-------- Given records

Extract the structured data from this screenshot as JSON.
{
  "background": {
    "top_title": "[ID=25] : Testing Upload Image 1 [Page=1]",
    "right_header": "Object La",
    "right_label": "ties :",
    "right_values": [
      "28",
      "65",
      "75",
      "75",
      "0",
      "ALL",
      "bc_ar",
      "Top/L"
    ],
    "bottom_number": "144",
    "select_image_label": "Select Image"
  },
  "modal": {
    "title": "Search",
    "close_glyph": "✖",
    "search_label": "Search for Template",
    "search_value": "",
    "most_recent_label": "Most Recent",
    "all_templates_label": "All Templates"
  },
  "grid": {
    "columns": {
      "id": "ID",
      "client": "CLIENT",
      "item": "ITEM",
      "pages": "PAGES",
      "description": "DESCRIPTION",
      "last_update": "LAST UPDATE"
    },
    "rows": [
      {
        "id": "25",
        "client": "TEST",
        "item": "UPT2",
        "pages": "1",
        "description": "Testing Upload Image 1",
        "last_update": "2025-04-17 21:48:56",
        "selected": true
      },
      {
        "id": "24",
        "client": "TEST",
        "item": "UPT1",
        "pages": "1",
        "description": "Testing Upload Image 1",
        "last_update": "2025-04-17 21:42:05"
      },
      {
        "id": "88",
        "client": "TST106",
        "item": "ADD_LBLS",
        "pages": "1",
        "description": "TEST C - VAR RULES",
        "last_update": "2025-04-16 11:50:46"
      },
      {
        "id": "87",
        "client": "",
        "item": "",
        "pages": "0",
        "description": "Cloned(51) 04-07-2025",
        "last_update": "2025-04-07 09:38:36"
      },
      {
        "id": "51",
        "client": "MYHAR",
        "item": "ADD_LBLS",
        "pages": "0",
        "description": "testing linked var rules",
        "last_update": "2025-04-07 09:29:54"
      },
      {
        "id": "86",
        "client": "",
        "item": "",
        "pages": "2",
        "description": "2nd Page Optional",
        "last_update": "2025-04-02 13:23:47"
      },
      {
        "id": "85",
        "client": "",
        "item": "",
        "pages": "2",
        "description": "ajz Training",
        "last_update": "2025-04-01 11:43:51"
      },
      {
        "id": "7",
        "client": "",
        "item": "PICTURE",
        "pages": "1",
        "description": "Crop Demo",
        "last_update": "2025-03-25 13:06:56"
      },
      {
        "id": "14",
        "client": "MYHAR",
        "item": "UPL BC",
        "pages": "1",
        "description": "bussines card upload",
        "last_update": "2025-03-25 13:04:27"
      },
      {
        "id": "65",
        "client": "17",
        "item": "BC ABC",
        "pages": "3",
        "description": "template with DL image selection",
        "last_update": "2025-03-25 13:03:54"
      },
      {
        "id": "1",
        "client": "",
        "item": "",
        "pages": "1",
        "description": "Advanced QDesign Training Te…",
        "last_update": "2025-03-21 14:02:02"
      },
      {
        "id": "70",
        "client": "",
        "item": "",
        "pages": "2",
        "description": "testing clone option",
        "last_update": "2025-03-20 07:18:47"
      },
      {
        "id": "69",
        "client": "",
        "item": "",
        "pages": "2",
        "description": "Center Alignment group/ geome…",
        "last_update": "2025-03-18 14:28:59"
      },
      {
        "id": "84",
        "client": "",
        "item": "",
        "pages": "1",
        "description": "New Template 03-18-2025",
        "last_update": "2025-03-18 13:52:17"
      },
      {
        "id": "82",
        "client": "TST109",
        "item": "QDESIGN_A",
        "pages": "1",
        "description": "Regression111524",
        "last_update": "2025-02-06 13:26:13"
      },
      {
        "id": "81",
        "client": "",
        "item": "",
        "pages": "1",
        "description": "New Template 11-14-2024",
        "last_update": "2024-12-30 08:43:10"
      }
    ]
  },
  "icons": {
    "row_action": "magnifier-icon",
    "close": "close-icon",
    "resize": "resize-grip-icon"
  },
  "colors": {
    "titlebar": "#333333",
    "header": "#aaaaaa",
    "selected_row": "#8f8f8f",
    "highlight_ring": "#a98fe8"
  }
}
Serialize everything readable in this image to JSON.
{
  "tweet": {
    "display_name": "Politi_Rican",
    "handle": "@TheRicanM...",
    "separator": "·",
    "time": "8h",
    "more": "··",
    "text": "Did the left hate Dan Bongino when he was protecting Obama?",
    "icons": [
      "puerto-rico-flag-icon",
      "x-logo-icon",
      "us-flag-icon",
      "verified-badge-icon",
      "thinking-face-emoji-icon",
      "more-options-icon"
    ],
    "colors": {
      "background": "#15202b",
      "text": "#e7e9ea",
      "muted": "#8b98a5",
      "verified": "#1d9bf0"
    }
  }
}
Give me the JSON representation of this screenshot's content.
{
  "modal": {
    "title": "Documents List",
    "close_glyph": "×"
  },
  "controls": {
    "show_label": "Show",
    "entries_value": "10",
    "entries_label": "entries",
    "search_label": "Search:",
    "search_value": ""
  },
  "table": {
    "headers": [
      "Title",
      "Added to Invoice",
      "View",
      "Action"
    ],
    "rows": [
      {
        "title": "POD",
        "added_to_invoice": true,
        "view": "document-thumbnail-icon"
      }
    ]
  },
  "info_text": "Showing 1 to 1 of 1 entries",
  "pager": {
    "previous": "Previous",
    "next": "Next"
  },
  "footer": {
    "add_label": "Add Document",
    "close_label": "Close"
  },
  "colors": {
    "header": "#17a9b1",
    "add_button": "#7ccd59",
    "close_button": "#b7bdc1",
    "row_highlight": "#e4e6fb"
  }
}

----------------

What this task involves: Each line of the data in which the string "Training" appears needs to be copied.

Solution for this problem:
        "description": "ajz Training",
        "description": "Advanced QDesign Training Te…",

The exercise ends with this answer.